Professor Martha Cheung Memorial Lecture, May 2014, Hong Kong Baptist University Mona Baker, Centre for Translation & Intercultural Studies, University of Manchester The idea of prefiguration originally derived from anarchist discourse; it involves experimenting with currently available means in such a way that they come to mirror or actualize the political ideals that inform a movement, thus collapsing the traditional distinction between means and ends. Practically all the literature on prefiguration has so far focused on structural, organizational and interactional issues.
Interview with Philip Rizk by Shuruq Harb

Interview with Philip Rizk by Shuruq Harb

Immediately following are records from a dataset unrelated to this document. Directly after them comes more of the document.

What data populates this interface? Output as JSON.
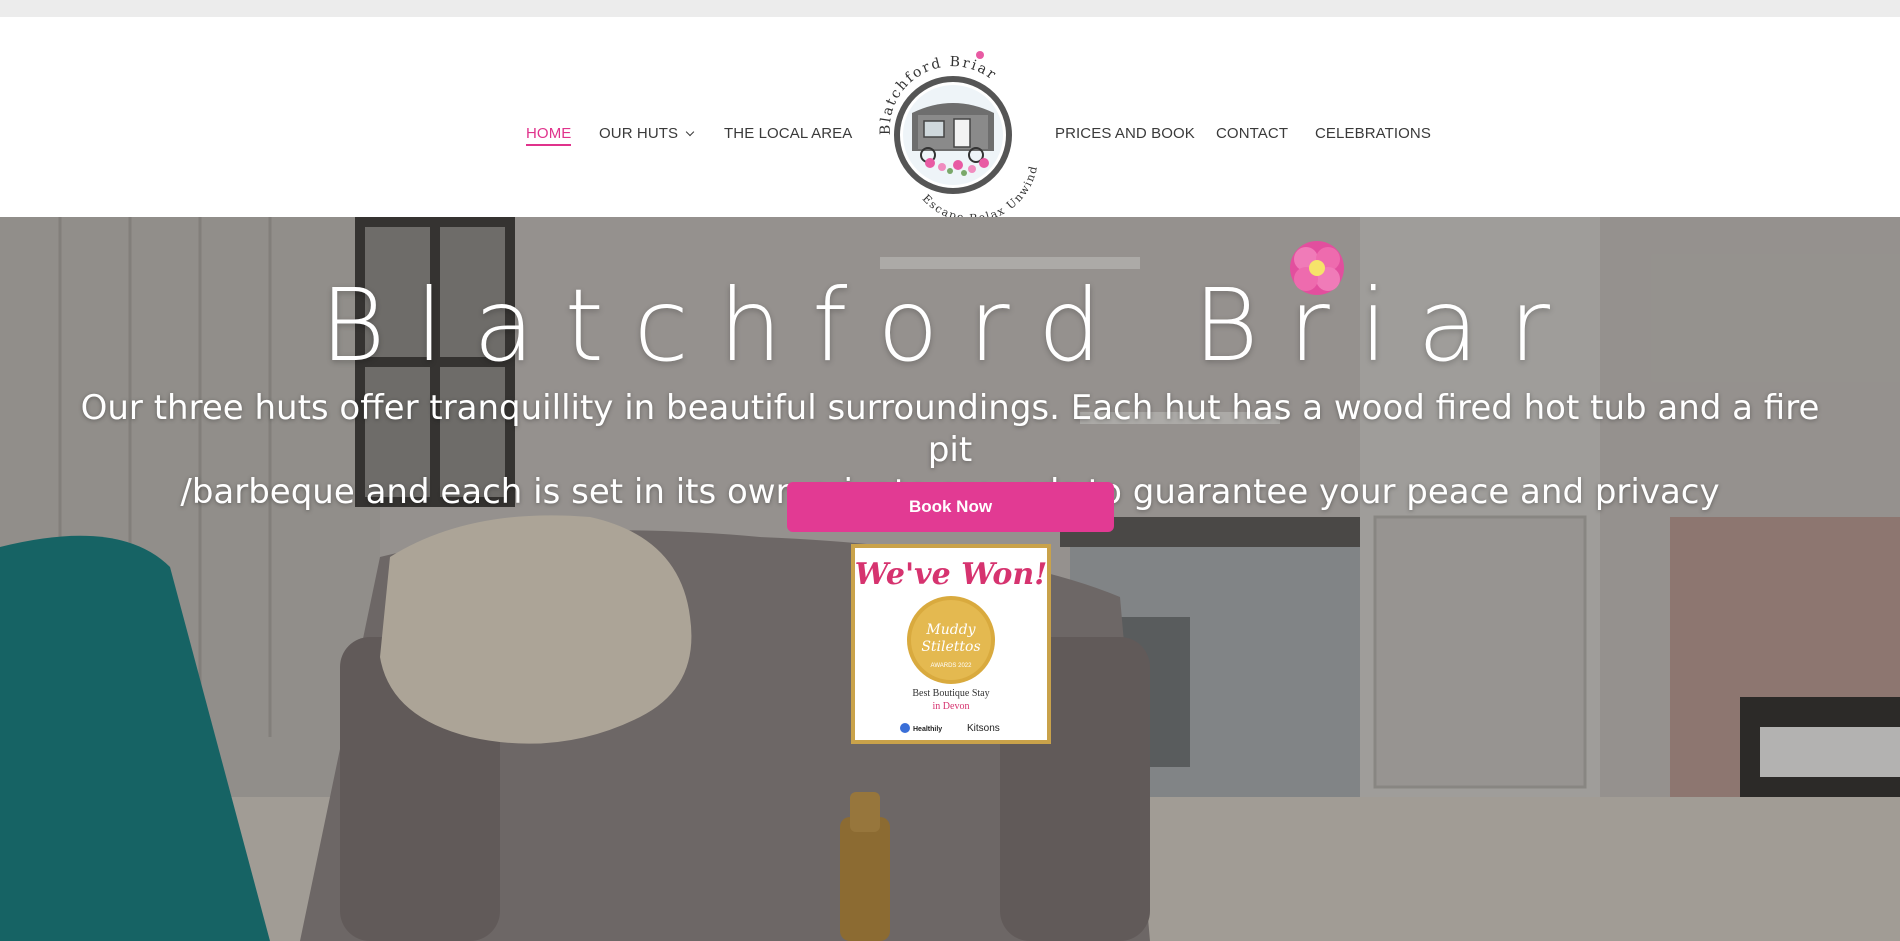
{
  "nav": {
    "home": "HOME",
    "our_huts": "OUR HUTS",
    "local_area": "THE LOCAL AREA",
    "prices_book": "PRICES AND BOOK",
    "contact": "CONTACT",
    "celebrations": "CELEBRATIONS"
  },
  "logo": {
    "top_text": "Blatchford Briar",
    "bottom_text": "Escape Relax Unwind"
  },
  "hero": {
    "title": "Blatchford Briar",
    "subtitle_line1": "Our three huts offer tranquillity in beautiful surroundings. Each hut has a wood fired hot tub and a fire pit",
    "subtitle_line2": "/barbeque and each is set in its own private grounds to guarantee your peace and privacy",
    "button": "Book Now"
  },
  "award": {
    "headline": "We've Won!",
    "medal_line1": "Muddy",
    "medal_line2": "Stilettos",
    "medal_line3": "AWARDS 2022",
    "category": "Best Boutique Stay",
    "region": "in Devon",
    "sponsor1": "Healthily",
    "sponsor2": "Kitsons"
  },
  "colors": {
    "accent": "#e23a93",
    "nav_text": "#3a3a3a",
    "gold": "#c9a24a"
  }
}
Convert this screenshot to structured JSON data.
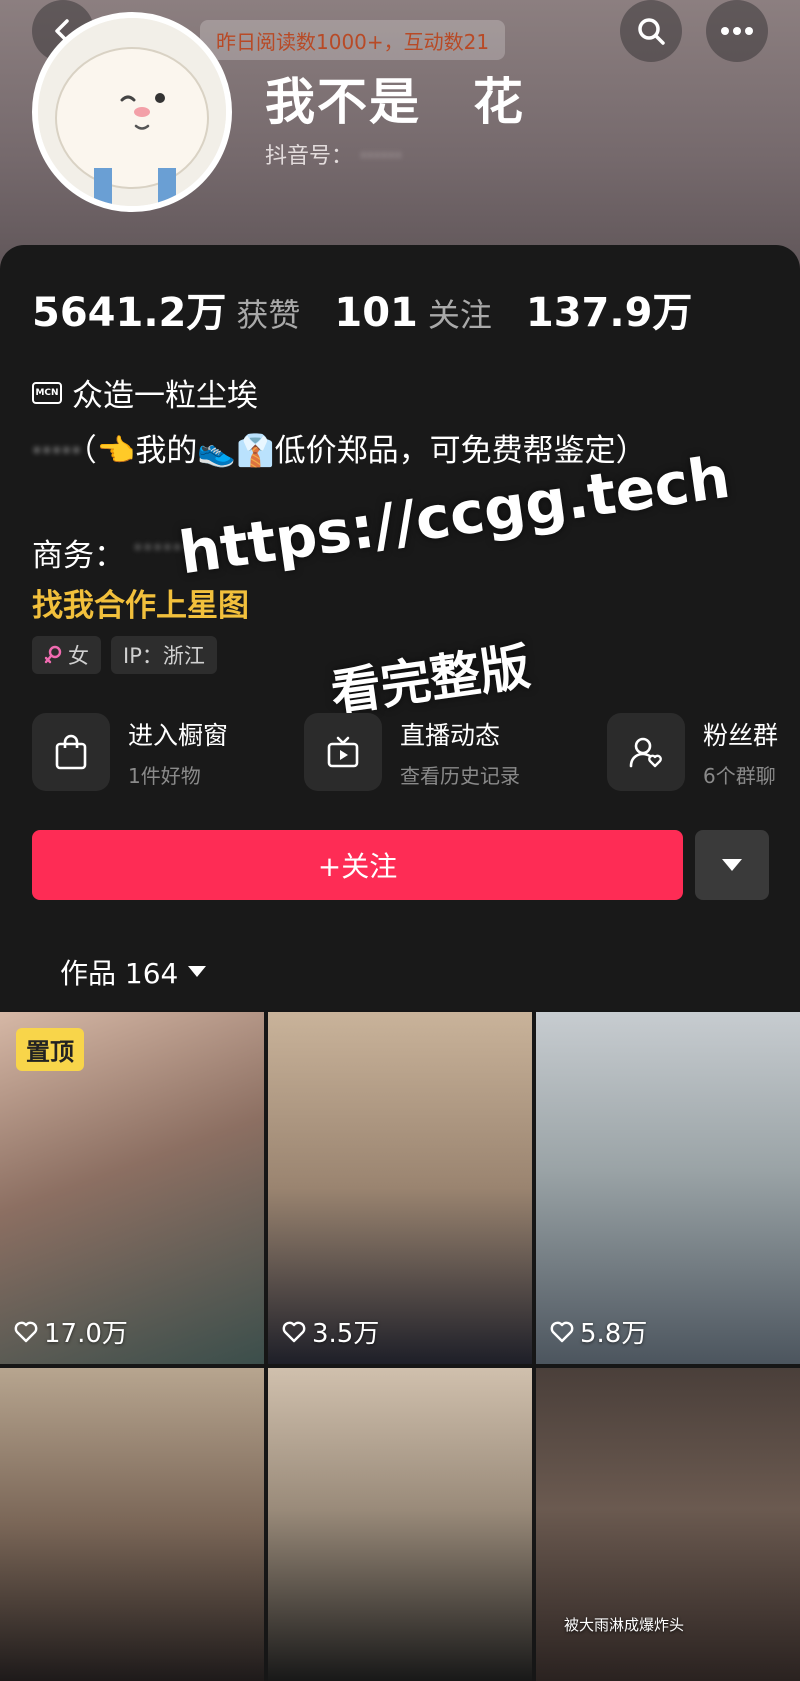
{
  "header": {
    "notice": "昨日阅读数1000+，互动数21",
    "nickname": "我不是　花",
    "douyin_id_label": "抖音号：",
    "douyin_id_value": "······"
  },
  "stats": [
    {
      "value": "5641.2万",
      "label": "获赞"
    },
    {
      "value": "101",
      "label": "关注"
    },
    {
      "value": "137.9万",
      "label": ""
    }
  ],
  "profile": {
    "mcn_badge": "MCN",
    "mcn_name": "众造一粒尘埃",
    "bio_hidden": "·····",
    "bio": "（👈我的👟👔低价郑品，可免费帮鉴定）",
    "biz_label": "商务：",
    "biz_value": "·······",
    "star_link": "找我合作上星图",
    "gender_tag": "女",
    "ip_tag": "IP：浙江"
  },
  "watermark": {
    "line1": "https://ccgg.tech",
    "line2": "看完整版"
  },
  "entries": [
    {
      "title": "进入橱窗",
      "sub": "1件好物",
      "icon": "shopping-bag-icon"
    },
    {
      "title": "直播动态",
      "sub": "查看历史记录",
      "icon": "tv-icon"
    },
    {
      "title": "粉丝群",
      "sub": "6个群聊",
      "icon": "fans-group-icon"
    }
  ],
  "follow_label": "+关注",
  "works": {
    "tab_label": "作品 164",
    "items": [
      {
        "likes": "17.0万",
        "pinned": "置顶",
        "caption": ""
      },
      {
        "likes": "3.5万",
        "pinned": "",
        "caption": ""
      },
      {
        "likes": "5.8万",
        "pinned": "",
        "caption": ""
      },
      {
        "likes": "",
        "pinned": "",
        "caption": ""
      },
      {
        "likes": "",
        "pinned": "",
        "caption": ""
      },
      {
        "likes": "",
        "pinned": "",
        "caption": "被大雨淋成爆炸头"
      }
    ]
  },
  "colors": {
    "accent": "#fe2c55",
    "star_link": "#f2c03c",
    "pin_badge": "#f8d54a",
    "notice_text": "#b84a26"
  }
}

Why Riot?, video by Mosireen Video Collect, 2013. “The revolution is not a thing of the past, the revolution is still in process.” Philip Rizk stated as we began our discussion of his text “2011 is not 1968”, whereby he challenges the dominant narratives of the January 25th Revolution as a youth lead revolution. He argues that the radicalizing factor of the uprising was an underclass without leaders.
Egypt—The Revolution Will Continue

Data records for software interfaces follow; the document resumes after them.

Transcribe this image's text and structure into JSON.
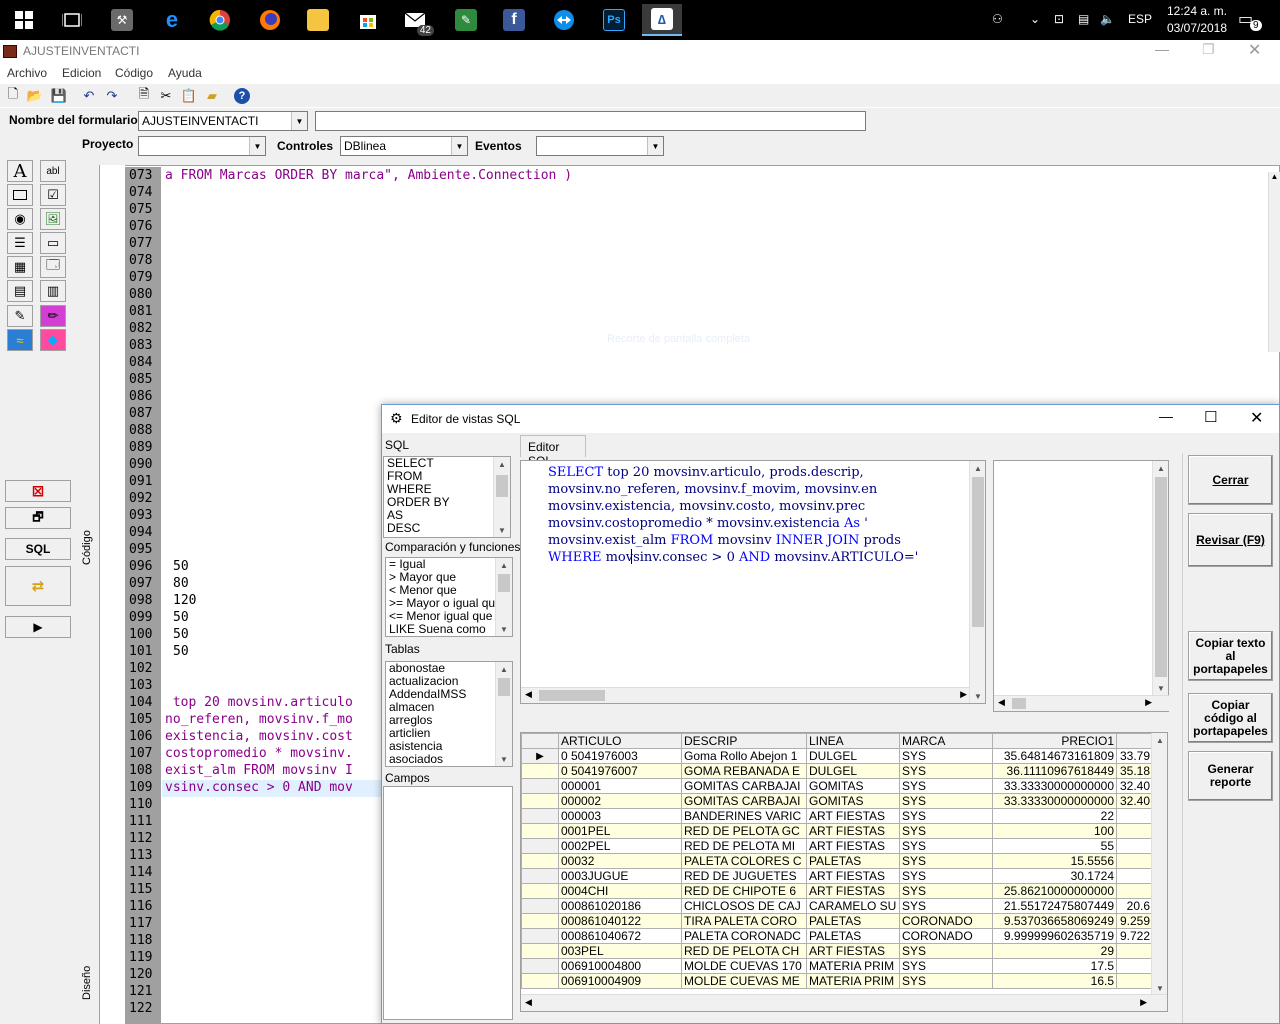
{
  "taskbar": {
    "mail_badge": "42",
    "tray_lang": "ESP",
    "clock_time": "12:24 a. m.",
    "clock_date": "03/07/2018",
    "notif_count": "9"
  },
  "window": {
    "title": "AJUSTEINVENTACTI",
    "menu": [
      "Archivo",
      "Edicion",
      "Código",
      "Ayuda"
    ]
  },
  "props": {
    "form_name_label": "Nombre del formulario",
    "form_name_value": "AJUSTEINVENTACTI",
    "project_label": "Proyecto",
    "controls_label": "Controles",
    "controls_value": "DBlinea",
    "events_label": "Eventos"
  },
  "palette": {
    "sql_button": "SQL"
  },
  "editor": {
    "tab_code": "Código",
    "tab_design": "Diseño",
    "line_numbers": [
      "073",
      "074",
      "075",
      "076",
      "077",
      "078",
      "079",
      "080",
      "081",
      "082",
      "083",
      "084",
      "085",
      "086",
      "087",
      "088",
      "089",
      "090",
      "091",
      "092",
      "093",
      "094",
      "095",
      "096",
      "097",
      "098",
      "099",
      "100",
      "101",
      "102",
      "103",
      "104",
      "105",
      "106",
      "107",
      "108",
      "109",
      "110",
      "111",
      "112",
      "113",
      "114",
      "115",
      "116",
      "117",
      "118",
      "119",
      "120",
      "121",
      "122"
    ],
    "ghost_text": "Recorte de pantalla completa",
    "line073": {
      "a": "a ",
      "b": "FROM",
      "c": " Marcas ",
      "d": "ORDER BY",
      "e": " marca\", Ambiente.Connection )"
    },
    "nums": {
      "l096": "50",
      "l097": "80",
      "l098": "120",
      "l099": "50",
      "l100": "50",
      "l101": "50"
    },
    "l104": " top 20 movsinv.articulo",
    "l105": "no_referen, movsinv.f_mo",
    "l106": "existencia, movsinv.cost",
    "l107": "costopromedio * movsinv.",
    "l108": "exist_alm FROM movsinv I",
    "l109": "vsinv.consec > 0 AND mov"
  },
  "dialog": {
    "title": "Editor de vistas SQL",
    "sql_label": "SQL",
    "sql_items": [
      "SELECT",
      "FROM",
      "WHERE",
      "ORDER BY",
      "AS",
      "DESC"
    ],
    "comp_label": "Comparación y funciones",
    "comp_items": [
      "=    Igual",
      ">    Mayor que",
      "<    Menor que",
      ">=  Mayor o igual que",
      "<=  Menor igual que",
      "LIKE Suena como"
    ],
    "tables_label": "Tablas",
    "tables_items": [
      "abonostae",
      "actualizacion",
      "AddendaIMSS",
      "almacen",
      "arreglos",
      "articlien",
      "asistencia",
      "asociados"
    ],
    "fields_label": "Campos",
    "tab_label": "Editor SQL",
    "sql_lines": [
      "SELECT top 20 movsinv.articulo, prods.descrip,",
      "movsinv.no_referen, movsinv.f_movim, movsinv.en",
      "movsinv.existencia, movsinv.costo, movsinv.prec",
      "movsinv.costopromedio * movsinv.existencia As '",
      "movsinv.exist_alm FROM movsinv INNER JOIN prods",
      "WHERE movsinv.consec > 0 AND movsinv.ARTICULO='"
    ],
    "buttons": {
      "close": "Cerrar",
      "review": "Revisar  (F9)",
      "copy_text_1": "Copiar texto",
      "copy_text_2": "al",
      "copy_text_3": "portapapeles",
      "copy_code_1": "Copiar",
      "copy_code_2": "código al",
      "copy_code_3": "portapapeles",
      "report_1": "Generar",
      "report_2": "reporte"
    },
    "grid": {
      "headers": [
        "ARTICULO",
        "DESCRIP",
        "LINEA",
        "MARCA",
        "PRECIO1",
        ""
      ],
      "rows": [
        [
          "0 5041976003",
          "Goma Rollo Abejon 1",
          "DULGEL",
          "SYS",
          "35.64814673161809",
          "33.79"
        ],
        [
          "0 5041976007",
          "GOMA REBANADA E",
          "DULGEL",
          "SYS",
          "36.11110967618449",
          "35.18"
        ],
        [
          "000001",
          "GOMITAS CARBAJAI",
          "GOMITAS",
          "SYS",
          "33.33330000000000",
          "32.40"
        ],
        [
          "000002",
          "GOMITAS CARBAJAI",
          "GOMITAS",
          "SYS",
          "33.33330000000000",
          "32.40"
        ],
        [
          "000003",
          "BANDERINES VARIC",
          "ART FIESTAS",
          "SYS",
          "22",
          ""
        ],
        [
          "0001PEL",
          "RED DE PELOTA GC",
          "ART FIESTAS",
          "SYS",
          "100",
          ""
        ],
        [
          "0002PEL",
          "RED DE PELOTA MI",
          "ART FIESTAS",
          "SYS",
          "55",
          ""
        ],
        [
          "00032",
          "PALETA COLORES C",
          "PALETAS",
          "SYS",
          "15.5556",
          ""
        ],
        [
          "0003JUGUE",
          "RED DE JUGUETES",
          "ART FIESTAS",
          "SYS",
          "30.1724",
          ""
        ],
        [
          "0004CHI",
          "RED DE CHIPOTE 6",
          "ART FIESTAS",
          "SYS",
          "25.86210000000000",
          ""
        ],
        [
          "000861020186",
          "CHICLOSOS DE CAJ",
          "CARAMELO SU",
          "SYS",
          "21.55172475807449",
          "20.6"
        ],
        [
          "000861040122",
          "TIRA PALETA CORO",
          "PALETAS",
          "CORONADO",
          "9.537036658069249",
          "9.259"
        ],
        [
          "000861040672",
          "PALETA CORONADC",
          "PALETAS",
          "CORONADO",
          "9.999999602635719",
          "9.722"
        ],
        [
          "003PEL",
          "RED DE PELOTA CH",
          "ART FIESTAS",
          "SYS",
          "29",
          ""
        ],
        [
          "006910004800",
          "MOLDE CUEVAS 170",
          "MATERIA PRIM",
          "SYS",
          "17.5",
          ""
        ],
        [
          "006910004909",
          "MOLDE CUEVAS ME",
          "MATERIA PRIM",
          "SYS",
          "16.5",
          ""
        ]
      ]
    }
  }
}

Egypt—The Revolution Will Continue

Women's Media Centre, 20 January 2012 By Hoda Elsadda January 25 marks the anniversary of the onset of protests in Cairo’s Tahrir Square. Here, Hoda Elsadda, an Egyptian women’s rights activist and professor at Cairo University, assesses women’s gains, potential losses and determination to move forward—as evidenced by last month’s 10,000-woman strong protest march. One year ago, the Egyptian people took to the streets demanding freedom, dignity and social justice. In 18 days full of sacrifice, solidarity and a touch of Egyptian humor, we succeeded in achieving what seemed to be impossible: the overthrow of the dictator, Mubarak.
Special Issue: Women, Culture, and the January 2011 Egyptian Revolution

Special Issue: Women, Culture, and the January 2011 Egyptian Revolution

Special Issue for Journal of Cultural Research Volume 19, Issue 2, 2015 Foreword Anastasia Valassopoulos pages 115-116 Acknowledgements page 117 Introduction: Egyptian women, revolution, and protest culture Dalia Said Mostafa pages 118-129 Action, imagination, institution, natality, revolution Ziad Elmarsafy pages 130-138 Egypt’s revolution, our revolution: revolutionary women and the transnational avant-garde Caroline Rooney pages 139-149 Inserting women’s rights in the Egyptian constitution: personal reflections Hala Kamal pages 150-161 Egyptian women, revolution and the making of a visual public sphere Fakhri Haghani pages 162-175 A multimodal analysis of selected Cairokee songs of the Egyptian revolution and their representation of women Nadia A.
Max Strasser on Once Upon a Revolution: An Egyptian Story

Max Strasser on Once Upon a Revolution: An Egyptian Story

When the Sun Falls over Tahrir 28 March 2015 SOMETIME IN THE SUMMER of 2011, I was sitting with a few friends at a café on the edge of a cliff overlooking Cairo. We were smoking shisha and drinking tea and beer, watching the sun set over the taupe tableau when we spotted two tall, blond men on the other side of the terrace with a digital camera, filming the sun’s descent through the smog.
End of the Leaderless Revolution

End of the Leaderless Revolution

Cihan Tuğal Berkeley Journal of Sociology 7 October 2014 When revolutionaries do not produce ideology, demands, and leaders, does this mean that the revolt will have no ideology, demands, and leaders? Cihan Tuğal discusses the limits and traps of Egypt’s “leaderless revolution” in light of the nation’s current military rule. In June 2013, millions of Egyptians mobilized against a clumsy autocrat, the elected dictator Morsi. The rallying cry was “a second revolution,” referring back to the toppling of Mubarak as the first one.